How to prune Wisteria

    How to prune Wisteria

    When you know how to prune Wisteria, you will be able to keep it in top shape, with plentiful flowers and beautiful foliage. Wisteria is loved by so many people and graces many walls, pergolas and trellis around late spring into early summer. There are many varieties, from white to lilac and darker purple, which can also grow up arches and even trees. Once you know how to prune yours, it is really easy to care for. Just follow these steps.

    Know how to prune Wisteria 

    Wisteria can be pruned twice a year, during the summer and again in November. Pruning in July is about cutting back the green shoots that look long and ‘whippy’ to about 6-8 leaf buds. Make sure to do this after it has finished flowering. Doing this means you’ll be keeping the size of the Wisteria in check so it doesn’t end up in your windows! It also encourages more flowers. Pruning in Winter means cutting back those same shoots to 2-3 buds to give it a tidy-up. 

    How to prune Wisteria

    Techniques of how to prune Wisteria 

    If you have an old Wisteria, you might need to prune it back harder and remove old or dead growth.
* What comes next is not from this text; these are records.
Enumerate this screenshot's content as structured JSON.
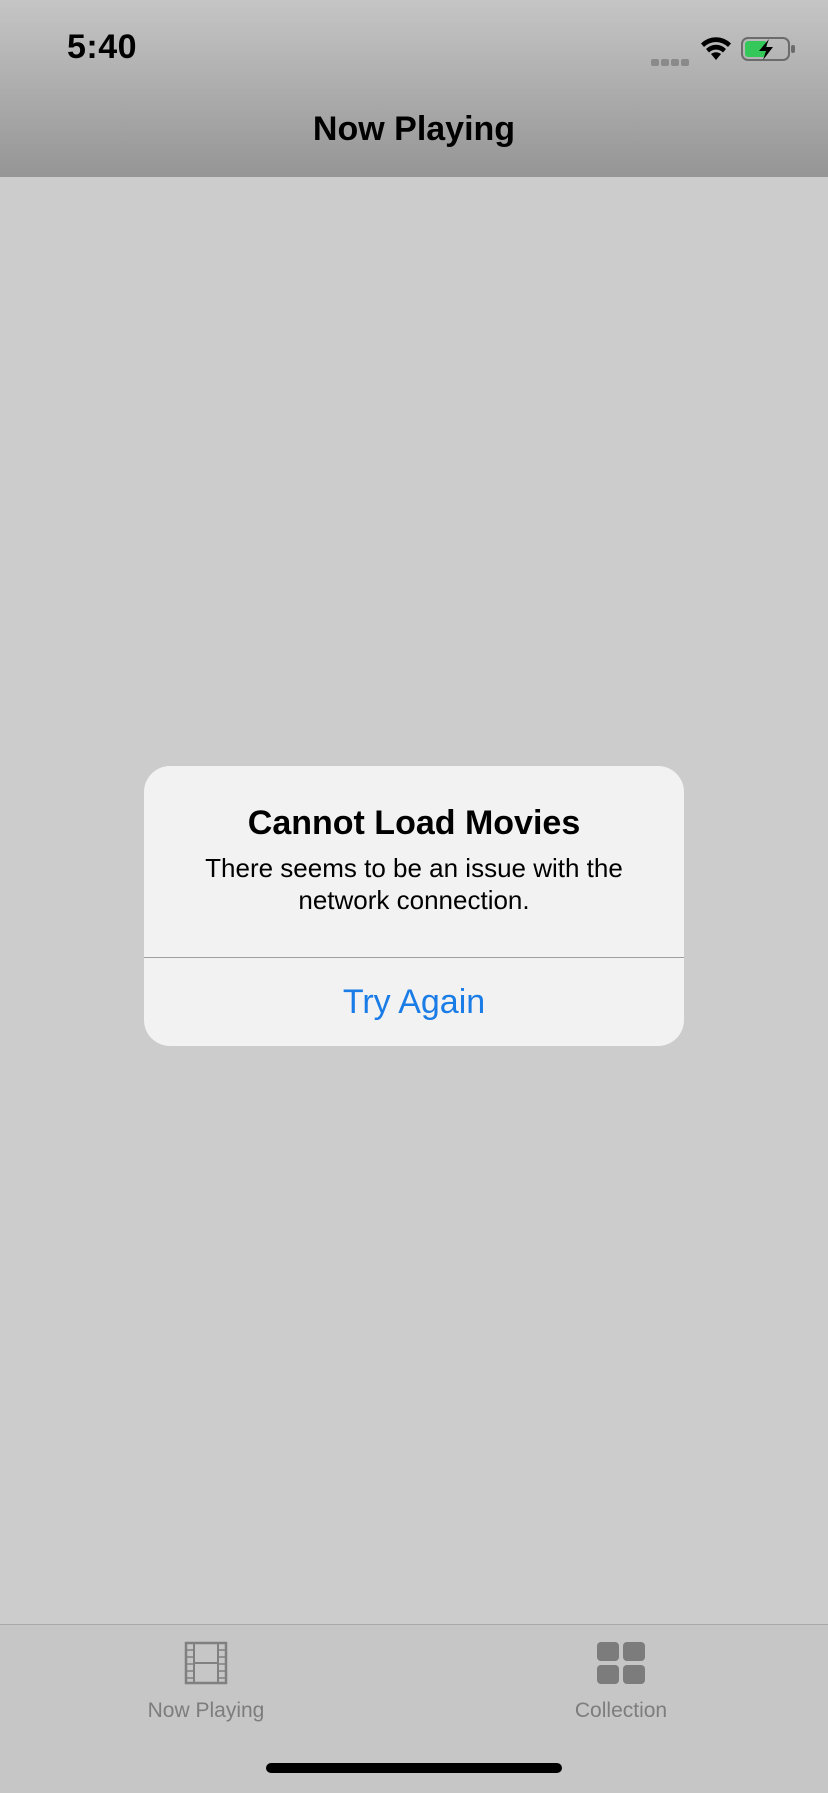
{
  "status_bar": {
    "time": "5:40",
    "signal_icon": "cellular-signal-icon",
    "wifi_icon": "wifi-icon",
    "battery_icon": "battery-charging-icon",
    "battery_color": "#34c759"
  },
  "navigation": {
    "title": "Now Playing"
  },
  "alert": {
    "title": "Cannot Load Movies",
    "message": "There seems to be an issue with the network connection.",
    "button_label": "Try Again",
    "button_color": "#1a7ce6"
  },
  "tab_bar": {
    "tabs": [
      {
        "label": "Now Playing",
        "icon": "film-strip-icon"
      },
      {
        "label": "Collection",
        "icon": "grid-icon"
      }
    ]
  }
}
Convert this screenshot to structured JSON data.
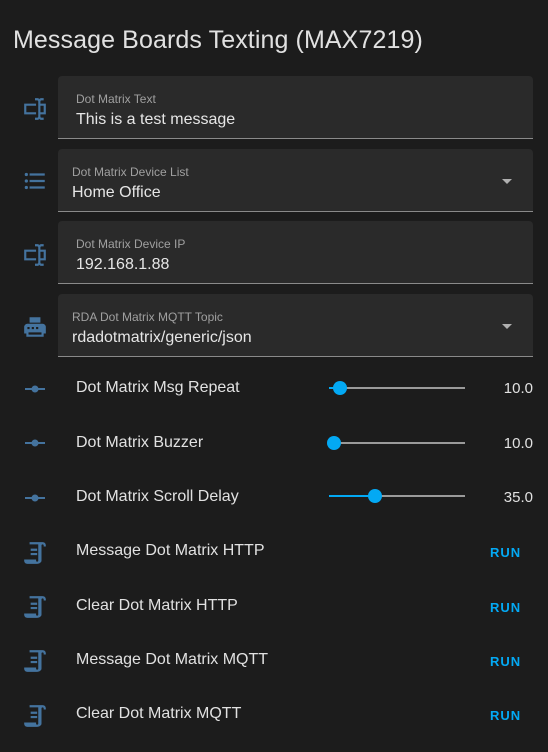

You can cut back longer branches and older stems to just above and stronger younger branches. You can also cut right back to a main branch. If you are pruning hard, take your time and care, so in the end, the framework is well-spaced branches. Hard pruning means string new growth. This can be down over winter.

    How to prune Wisteria and train it correctly 

    Wisteria can grow and find its own way, but they tend to produce flowers with regular pruning. Growing up a wall means it will need some support, such as galvanised steel wires placed horizontally or over pergolas where the flowers can hang above your head. They can even be grown into trees, but pruning can be tricky, and flowering may be less if the tree canopy is dense—plant on the south side of the tree about 1m away from the trunk.

    Now you know how to prune Wisteria, which variety to grow? 

    Most commonly, you will see the blueish-lilac varieties, but there are white, pink and purple varieties as well, and many have a wonderful fragrance as well.

    • Most climb by twining around the support, but Wisteria floribunda twines clockwise, and Wisteria sinensis climbs anti-clockwise.
    • The most common is the Wisteria sinensis, and ‘Prolific’ is the most popular.
    • Others include Wisteria sinensis ‘Amethyst’, Wisteria floribunda ‘Domino’ and Wisteria brachybotrys ‘Showa-beni', which is pink and white. 

    Visit Lakeside and choose from our selection of Wisteria and the tools to prune them.